[Records from a dataset]
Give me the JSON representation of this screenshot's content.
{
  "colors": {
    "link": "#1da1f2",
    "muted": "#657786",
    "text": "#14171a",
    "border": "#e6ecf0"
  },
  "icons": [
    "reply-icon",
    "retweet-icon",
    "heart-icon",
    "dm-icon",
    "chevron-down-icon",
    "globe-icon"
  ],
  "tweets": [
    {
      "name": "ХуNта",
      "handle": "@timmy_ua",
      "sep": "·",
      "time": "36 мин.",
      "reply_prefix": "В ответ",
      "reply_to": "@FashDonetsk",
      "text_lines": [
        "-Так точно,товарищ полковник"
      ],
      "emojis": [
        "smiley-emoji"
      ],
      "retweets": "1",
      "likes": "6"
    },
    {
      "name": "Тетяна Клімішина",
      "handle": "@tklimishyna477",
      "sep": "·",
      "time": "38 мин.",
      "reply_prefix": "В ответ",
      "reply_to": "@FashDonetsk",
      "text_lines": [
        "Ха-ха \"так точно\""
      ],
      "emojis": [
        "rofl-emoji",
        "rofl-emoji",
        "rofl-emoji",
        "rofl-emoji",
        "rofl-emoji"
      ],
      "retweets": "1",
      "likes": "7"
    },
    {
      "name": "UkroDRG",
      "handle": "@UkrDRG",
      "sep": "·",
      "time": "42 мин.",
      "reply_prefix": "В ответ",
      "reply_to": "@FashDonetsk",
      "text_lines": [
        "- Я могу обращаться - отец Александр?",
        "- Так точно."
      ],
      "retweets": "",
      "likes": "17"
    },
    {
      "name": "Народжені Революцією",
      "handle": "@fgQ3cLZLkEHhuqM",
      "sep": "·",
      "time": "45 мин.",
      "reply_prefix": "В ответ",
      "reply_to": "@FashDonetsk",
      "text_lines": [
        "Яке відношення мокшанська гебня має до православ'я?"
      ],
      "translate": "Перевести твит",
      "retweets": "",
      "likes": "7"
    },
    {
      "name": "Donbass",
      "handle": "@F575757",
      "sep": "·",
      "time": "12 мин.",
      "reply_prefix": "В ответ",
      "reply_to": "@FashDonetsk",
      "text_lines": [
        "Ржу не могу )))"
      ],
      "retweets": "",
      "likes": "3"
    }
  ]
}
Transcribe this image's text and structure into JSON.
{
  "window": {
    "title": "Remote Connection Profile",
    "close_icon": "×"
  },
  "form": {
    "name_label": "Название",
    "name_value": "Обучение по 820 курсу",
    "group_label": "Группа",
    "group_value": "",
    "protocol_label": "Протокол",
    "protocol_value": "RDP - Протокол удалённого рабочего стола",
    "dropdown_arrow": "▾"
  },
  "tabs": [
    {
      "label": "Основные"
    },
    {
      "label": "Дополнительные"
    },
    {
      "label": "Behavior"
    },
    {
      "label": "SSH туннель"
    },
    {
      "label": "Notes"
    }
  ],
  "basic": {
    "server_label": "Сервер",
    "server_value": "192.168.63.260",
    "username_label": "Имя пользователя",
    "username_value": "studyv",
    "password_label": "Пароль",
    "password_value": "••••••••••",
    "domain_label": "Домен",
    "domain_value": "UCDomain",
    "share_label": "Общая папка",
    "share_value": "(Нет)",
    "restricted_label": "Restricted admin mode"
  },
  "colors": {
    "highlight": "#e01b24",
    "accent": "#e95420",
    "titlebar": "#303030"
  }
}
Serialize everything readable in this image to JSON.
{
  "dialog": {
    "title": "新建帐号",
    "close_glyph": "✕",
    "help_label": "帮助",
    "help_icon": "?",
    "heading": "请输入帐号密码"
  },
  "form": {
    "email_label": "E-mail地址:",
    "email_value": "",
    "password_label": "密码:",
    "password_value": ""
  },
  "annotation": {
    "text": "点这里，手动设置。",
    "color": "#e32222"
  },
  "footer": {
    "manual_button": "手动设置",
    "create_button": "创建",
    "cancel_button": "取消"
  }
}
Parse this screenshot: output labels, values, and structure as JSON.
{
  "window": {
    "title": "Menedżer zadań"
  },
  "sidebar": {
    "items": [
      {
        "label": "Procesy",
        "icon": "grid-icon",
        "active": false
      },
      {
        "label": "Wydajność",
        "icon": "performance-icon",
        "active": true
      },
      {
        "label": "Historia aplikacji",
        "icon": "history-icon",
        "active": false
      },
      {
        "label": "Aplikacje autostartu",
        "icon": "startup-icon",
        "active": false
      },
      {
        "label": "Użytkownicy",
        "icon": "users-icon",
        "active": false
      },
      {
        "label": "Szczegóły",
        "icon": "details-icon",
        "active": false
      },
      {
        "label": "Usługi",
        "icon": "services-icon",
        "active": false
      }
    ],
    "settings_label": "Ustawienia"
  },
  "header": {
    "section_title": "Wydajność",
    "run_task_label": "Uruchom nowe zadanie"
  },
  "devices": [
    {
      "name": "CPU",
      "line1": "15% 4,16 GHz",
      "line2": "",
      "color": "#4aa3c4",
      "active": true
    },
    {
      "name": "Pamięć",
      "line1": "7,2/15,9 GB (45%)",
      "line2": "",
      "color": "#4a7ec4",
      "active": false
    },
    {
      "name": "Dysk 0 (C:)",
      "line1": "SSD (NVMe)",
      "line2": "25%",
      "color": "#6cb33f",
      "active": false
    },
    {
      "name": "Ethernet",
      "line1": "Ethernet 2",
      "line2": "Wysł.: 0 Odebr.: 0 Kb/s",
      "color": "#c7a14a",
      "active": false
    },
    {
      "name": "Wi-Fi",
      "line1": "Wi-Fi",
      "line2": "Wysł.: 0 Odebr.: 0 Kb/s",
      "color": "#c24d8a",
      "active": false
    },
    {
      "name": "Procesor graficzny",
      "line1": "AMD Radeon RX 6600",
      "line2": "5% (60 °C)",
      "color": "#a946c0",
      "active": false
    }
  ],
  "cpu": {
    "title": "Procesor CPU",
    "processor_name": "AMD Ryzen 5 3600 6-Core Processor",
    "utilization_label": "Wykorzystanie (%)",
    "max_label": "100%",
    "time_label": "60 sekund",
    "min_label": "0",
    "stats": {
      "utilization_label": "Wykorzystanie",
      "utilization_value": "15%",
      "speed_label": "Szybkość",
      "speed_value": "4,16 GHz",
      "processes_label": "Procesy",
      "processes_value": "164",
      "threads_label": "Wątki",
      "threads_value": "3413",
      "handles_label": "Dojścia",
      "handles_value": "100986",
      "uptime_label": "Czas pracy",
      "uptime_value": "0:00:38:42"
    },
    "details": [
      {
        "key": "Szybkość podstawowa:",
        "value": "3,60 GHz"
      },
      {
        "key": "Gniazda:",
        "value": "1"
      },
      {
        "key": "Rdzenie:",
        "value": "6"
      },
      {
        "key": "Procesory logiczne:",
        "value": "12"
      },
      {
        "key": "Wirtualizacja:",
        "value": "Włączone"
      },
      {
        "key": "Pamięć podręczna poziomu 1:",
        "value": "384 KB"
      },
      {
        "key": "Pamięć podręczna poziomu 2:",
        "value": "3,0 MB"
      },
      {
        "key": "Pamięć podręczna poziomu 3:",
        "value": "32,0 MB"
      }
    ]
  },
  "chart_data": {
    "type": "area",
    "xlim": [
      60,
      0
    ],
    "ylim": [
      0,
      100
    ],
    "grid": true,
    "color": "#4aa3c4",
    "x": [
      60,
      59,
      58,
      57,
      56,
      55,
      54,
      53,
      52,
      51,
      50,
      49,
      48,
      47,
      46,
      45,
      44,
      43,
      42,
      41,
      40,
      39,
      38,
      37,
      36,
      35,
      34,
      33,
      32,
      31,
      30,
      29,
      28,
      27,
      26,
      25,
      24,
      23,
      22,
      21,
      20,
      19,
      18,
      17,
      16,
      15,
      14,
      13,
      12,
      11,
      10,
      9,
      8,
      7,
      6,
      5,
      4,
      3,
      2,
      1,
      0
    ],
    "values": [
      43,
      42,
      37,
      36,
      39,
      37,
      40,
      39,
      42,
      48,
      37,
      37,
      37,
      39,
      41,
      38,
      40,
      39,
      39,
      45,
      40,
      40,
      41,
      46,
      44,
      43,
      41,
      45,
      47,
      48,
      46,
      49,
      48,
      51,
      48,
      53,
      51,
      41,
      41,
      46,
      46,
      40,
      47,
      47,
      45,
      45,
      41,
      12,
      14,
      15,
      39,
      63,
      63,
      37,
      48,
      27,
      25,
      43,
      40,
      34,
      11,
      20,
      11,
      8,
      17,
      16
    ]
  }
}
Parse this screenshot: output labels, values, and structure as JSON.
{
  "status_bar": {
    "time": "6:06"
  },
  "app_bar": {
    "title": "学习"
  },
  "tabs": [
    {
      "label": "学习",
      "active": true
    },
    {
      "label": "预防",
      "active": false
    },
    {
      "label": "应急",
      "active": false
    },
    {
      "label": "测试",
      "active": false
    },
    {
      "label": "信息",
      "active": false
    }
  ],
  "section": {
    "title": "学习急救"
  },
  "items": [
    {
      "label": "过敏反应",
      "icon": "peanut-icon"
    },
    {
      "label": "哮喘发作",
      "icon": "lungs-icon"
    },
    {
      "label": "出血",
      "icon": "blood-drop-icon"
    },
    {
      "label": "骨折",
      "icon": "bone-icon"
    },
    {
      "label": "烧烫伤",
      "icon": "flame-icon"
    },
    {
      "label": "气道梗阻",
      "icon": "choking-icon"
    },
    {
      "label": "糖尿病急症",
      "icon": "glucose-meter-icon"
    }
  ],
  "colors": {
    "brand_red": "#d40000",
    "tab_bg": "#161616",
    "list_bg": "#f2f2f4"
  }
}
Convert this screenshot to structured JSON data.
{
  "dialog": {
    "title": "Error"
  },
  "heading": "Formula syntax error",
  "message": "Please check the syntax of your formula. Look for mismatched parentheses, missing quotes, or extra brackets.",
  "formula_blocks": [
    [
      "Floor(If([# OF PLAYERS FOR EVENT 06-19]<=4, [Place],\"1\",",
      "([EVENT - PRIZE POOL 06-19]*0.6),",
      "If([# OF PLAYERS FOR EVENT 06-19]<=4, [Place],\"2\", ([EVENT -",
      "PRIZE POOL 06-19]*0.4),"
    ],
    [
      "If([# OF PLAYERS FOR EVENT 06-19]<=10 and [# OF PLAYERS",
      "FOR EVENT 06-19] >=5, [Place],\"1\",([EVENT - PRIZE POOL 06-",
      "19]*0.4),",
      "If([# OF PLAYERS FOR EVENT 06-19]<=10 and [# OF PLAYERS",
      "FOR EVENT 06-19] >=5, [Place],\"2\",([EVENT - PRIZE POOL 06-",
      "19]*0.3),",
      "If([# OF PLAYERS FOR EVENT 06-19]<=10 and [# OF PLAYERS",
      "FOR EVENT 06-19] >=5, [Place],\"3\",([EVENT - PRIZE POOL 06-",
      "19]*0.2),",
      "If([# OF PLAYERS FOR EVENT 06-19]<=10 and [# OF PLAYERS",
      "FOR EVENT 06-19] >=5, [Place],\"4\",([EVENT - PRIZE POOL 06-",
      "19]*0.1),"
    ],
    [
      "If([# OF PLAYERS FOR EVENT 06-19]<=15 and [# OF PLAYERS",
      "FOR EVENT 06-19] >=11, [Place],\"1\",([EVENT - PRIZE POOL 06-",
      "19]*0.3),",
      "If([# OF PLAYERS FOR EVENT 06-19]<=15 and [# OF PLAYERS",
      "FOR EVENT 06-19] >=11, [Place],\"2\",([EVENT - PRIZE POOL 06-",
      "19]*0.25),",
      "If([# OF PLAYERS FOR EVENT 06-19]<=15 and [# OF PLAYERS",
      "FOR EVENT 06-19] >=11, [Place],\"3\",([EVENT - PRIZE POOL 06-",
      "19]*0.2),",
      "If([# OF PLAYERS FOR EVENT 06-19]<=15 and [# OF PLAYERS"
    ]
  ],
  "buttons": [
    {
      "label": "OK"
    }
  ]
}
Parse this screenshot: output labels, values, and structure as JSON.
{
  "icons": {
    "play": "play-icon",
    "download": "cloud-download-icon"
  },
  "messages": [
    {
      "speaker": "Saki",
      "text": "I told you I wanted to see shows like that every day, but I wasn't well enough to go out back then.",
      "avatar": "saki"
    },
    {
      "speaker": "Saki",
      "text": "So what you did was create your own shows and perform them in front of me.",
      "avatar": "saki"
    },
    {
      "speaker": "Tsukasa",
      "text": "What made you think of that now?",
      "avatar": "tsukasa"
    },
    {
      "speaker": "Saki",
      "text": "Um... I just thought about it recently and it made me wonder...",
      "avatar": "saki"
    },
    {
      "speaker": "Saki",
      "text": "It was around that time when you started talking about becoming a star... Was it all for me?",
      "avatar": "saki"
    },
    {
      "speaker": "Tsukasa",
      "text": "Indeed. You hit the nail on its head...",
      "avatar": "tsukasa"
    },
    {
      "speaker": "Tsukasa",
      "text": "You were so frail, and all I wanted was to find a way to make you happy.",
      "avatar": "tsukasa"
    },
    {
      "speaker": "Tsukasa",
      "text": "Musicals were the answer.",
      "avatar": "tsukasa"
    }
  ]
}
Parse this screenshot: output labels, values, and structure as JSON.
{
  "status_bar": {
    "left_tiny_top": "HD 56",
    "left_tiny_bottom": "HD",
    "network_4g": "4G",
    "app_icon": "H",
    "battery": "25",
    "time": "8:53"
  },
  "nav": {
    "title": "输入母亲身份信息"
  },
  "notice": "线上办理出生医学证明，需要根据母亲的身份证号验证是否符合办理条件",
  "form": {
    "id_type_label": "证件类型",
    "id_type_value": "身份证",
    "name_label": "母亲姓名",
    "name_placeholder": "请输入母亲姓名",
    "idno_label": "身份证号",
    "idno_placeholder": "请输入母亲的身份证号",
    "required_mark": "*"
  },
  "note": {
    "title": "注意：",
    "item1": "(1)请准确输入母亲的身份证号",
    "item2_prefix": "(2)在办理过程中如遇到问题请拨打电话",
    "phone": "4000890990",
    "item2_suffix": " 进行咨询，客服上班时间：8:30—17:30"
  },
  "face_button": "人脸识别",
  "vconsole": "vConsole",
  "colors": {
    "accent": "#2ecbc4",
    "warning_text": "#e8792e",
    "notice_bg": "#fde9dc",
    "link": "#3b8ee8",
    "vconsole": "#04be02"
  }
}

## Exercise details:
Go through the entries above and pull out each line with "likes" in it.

## Solution for this exercise:
      "likes": "6"
      "likes": "7"
      "likes": "17"
      "likes": "7"
      "likes": "3"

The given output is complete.